Web page and app entries
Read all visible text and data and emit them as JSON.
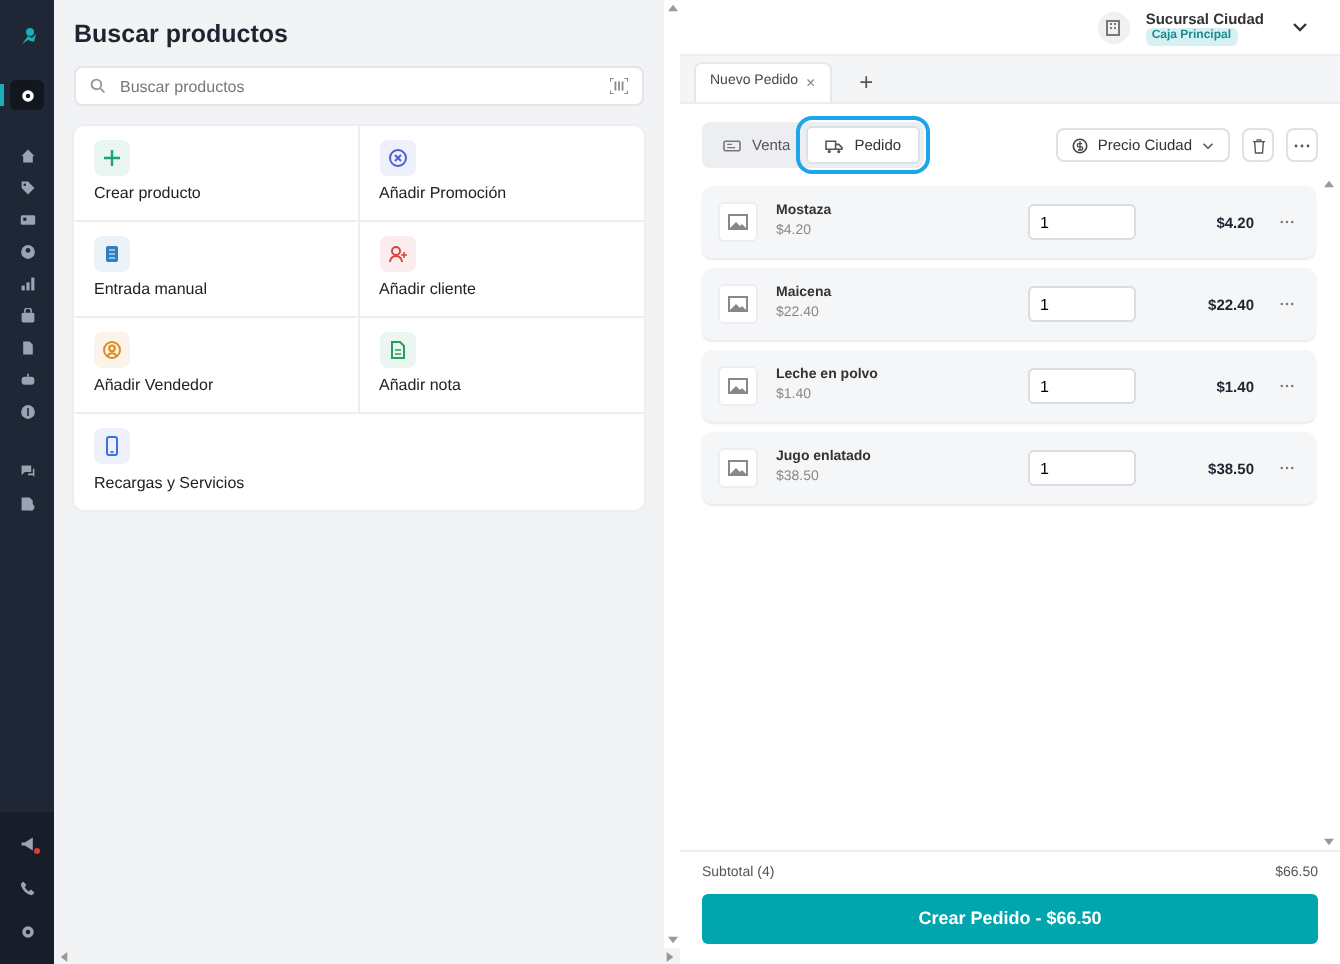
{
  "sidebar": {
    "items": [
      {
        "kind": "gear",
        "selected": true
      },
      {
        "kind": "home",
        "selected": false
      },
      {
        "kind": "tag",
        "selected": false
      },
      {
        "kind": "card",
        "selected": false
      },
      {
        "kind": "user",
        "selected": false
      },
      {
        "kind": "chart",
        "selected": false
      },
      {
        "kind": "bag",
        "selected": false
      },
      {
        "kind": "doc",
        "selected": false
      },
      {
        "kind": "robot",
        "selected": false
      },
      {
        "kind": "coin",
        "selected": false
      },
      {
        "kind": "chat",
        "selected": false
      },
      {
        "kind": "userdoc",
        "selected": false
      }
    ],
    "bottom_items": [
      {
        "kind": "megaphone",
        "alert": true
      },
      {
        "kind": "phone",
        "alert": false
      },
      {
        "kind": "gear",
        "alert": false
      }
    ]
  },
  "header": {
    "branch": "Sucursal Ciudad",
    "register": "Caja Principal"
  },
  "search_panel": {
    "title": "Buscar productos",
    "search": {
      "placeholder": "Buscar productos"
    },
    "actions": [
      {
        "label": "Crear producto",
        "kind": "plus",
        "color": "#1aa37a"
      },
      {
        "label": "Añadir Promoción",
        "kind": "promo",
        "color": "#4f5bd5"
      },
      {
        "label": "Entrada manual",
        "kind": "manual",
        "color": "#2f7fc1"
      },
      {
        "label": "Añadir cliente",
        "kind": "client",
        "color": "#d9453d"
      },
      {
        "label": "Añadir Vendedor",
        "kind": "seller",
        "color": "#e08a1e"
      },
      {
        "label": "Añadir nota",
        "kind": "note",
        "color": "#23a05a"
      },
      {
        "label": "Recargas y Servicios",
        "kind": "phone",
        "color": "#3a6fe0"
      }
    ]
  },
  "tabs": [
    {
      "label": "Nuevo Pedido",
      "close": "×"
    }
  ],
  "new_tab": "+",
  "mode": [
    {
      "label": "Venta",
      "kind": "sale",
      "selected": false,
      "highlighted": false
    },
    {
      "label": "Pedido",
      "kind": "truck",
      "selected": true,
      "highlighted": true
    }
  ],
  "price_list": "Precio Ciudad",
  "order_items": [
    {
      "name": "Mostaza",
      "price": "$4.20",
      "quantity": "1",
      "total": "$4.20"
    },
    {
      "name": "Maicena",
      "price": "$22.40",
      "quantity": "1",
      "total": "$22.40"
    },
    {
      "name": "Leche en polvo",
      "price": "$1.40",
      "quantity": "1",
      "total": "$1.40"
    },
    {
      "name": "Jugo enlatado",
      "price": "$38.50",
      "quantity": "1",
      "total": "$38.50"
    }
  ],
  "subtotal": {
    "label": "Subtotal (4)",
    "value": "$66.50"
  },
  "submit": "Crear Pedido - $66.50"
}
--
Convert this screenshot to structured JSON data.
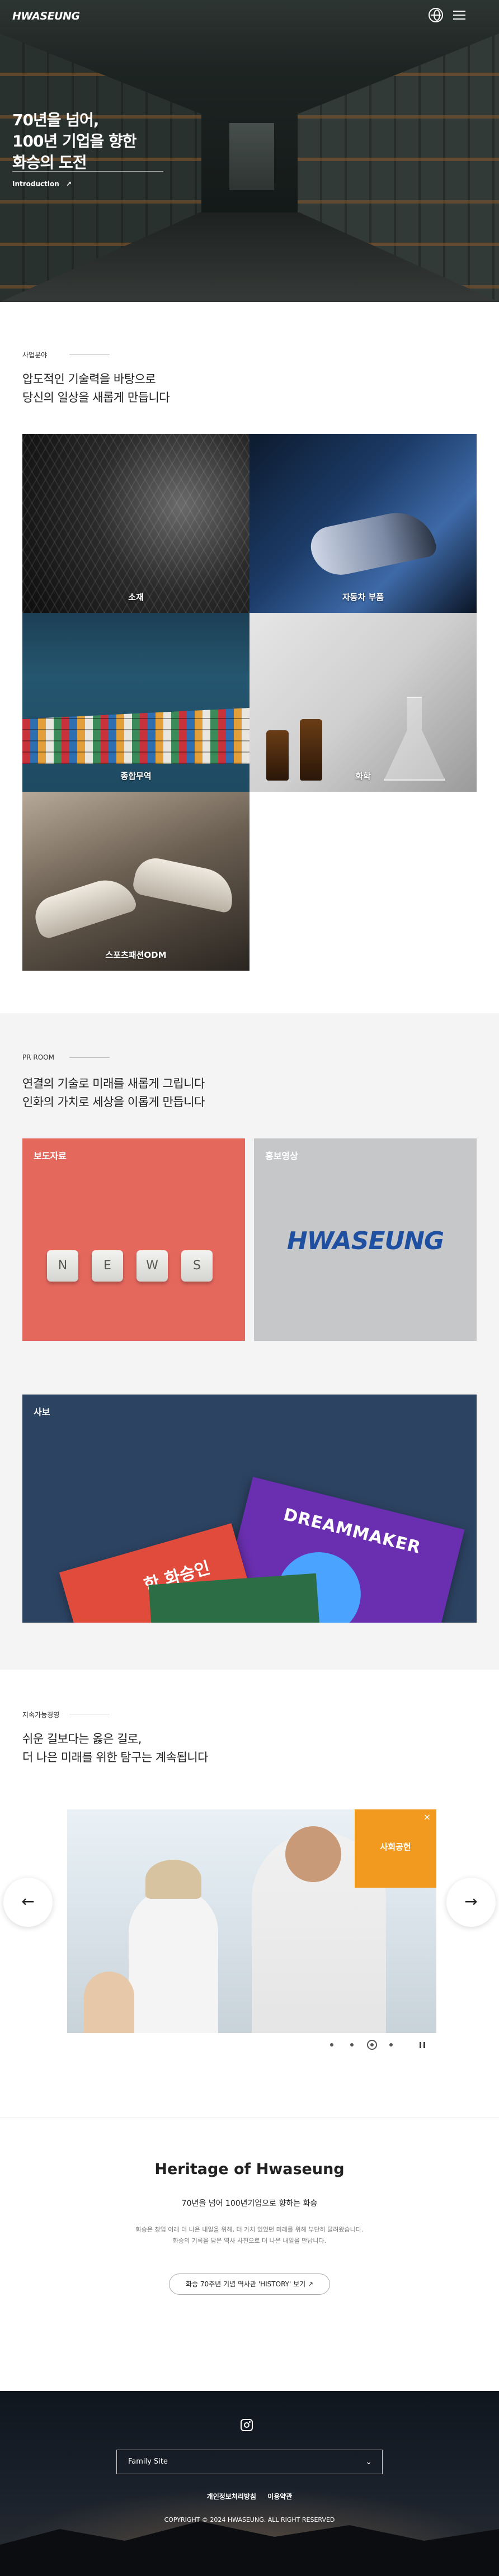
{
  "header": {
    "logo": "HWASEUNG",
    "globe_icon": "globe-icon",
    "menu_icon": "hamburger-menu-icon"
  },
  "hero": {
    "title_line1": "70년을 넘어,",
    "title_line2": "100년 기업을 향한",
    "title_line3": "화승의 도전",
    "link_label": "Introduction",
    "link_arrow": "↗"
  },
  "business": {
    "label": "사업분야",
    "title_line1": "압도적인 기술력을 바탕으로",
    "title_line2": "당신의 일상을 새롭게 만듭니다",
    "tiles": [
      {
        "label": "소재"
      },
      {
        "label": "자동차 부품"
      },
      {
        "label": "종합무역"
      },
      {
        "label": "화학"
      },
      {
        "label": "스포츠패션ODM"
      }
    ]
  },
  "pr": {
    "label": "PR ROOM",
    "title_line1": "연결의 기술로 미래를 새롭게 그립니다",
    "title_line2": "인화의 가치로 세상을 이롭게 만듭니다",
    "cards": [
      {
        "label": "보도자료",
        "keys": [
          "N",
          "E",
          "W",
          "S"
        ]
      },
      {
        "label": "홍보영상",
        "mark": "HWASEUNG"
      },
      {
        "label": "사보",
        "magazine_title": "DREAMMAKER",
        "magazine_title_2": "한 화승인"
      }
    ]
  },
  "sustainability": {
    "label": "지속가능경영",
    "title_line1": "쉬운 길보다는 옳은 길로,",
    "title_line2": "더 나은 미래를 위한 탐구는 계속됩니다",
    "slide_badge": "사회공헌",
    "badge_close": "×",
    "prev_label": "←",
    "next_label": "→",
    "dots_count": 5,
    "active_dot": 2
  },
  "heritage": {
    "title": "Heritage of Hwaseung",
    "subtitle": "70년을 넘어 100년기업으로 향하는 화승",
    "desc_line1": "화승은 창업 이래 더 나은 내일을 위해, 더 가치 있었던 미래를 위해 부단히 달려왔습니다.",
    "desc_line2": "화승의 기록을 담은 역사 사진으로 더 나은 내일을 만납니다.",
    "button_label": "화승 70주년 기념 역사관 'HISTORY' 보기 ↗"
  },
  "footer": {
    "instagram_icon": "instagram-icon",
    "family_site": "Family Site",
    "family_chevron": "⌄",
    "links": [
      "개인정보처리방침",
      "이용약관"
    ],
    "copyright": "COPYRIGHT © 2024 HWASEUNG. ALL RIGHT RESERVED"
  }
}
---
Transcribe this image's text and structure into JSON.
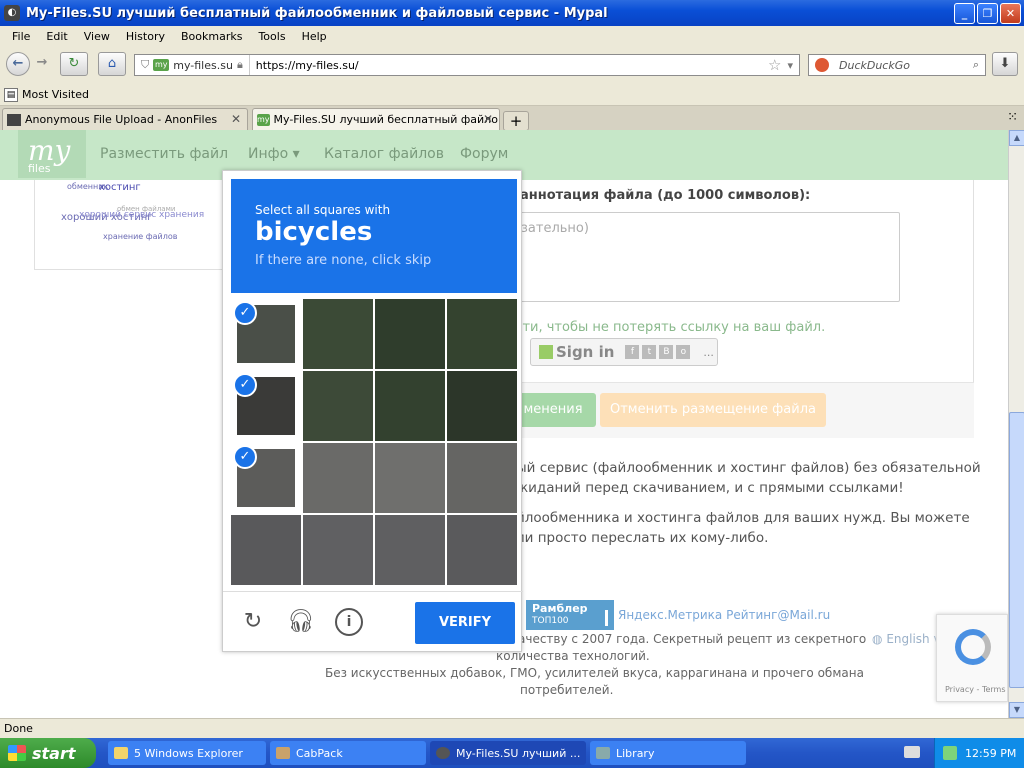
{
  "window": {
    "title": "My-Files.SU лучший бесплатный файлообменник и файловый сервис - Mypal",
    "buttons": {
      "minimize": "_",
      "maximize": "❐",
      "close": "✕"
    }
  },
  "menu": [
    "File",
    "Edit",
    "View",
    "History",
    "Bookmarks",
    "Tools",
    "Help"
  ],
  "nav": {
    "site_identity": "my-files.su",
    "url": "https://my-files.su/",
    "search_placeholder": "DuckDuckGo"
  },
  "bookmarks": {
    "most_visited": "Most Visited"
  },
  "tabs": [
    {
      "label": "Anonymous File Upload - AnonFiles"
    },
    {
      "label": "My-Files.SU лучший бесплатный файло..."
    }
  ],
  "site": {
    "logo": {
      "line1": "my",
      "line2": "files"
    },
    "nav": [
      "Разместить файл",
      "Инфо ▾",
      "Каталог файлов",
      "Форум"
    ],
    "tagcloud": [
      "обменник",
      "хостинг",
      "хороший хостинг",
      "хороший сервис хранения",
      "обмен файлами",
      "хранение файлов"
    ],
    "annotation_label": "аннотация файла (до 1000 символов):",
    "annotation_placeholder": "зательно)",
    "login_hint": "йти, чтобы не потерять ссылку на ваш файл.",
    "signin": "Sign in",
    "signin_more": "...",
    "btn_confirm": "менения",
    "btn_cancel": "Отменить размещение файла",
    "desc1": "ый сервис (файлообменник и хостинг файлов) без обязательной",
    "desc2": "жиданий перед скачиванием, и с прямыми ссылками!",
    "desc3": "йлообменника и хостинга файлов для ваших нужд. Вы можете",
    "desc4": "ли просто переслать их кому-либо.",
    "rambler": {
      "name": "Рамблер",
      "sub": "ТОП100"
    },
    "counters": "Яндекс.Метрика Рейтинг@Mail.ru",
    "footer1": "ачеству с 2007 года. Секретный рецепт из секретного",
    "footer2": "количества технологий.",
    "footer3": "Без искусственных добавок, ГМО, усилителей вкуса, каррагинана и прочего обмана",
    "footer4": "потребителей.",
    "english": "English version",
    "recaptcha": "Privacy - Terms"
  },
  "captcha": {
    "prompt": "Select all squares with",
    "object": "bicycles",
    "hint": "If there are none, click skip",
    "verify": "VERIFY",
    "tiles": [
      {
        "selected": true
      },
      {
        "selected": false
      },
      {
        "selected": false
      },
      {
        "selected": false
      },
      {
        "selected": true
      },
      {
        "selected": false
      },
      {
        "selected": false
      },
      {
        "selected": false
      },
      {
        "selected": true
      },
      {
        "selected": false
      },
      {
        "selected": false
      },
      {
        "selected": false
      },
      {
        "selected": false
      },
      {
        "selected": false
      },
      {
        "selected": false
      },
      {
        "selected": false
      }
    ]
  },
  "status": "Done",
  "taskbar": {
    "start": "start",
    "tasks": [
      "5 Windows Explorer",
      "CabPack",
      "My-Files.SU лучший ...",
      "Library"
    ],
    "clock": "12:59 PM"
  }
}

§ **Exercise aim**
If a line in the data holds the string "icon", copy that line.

§ **Finished exercise**
    "globe_icon": "globe-icon",
    "menu_icon": "hamburger-menu-icon"
    "instagram_icon": "instagram-icon",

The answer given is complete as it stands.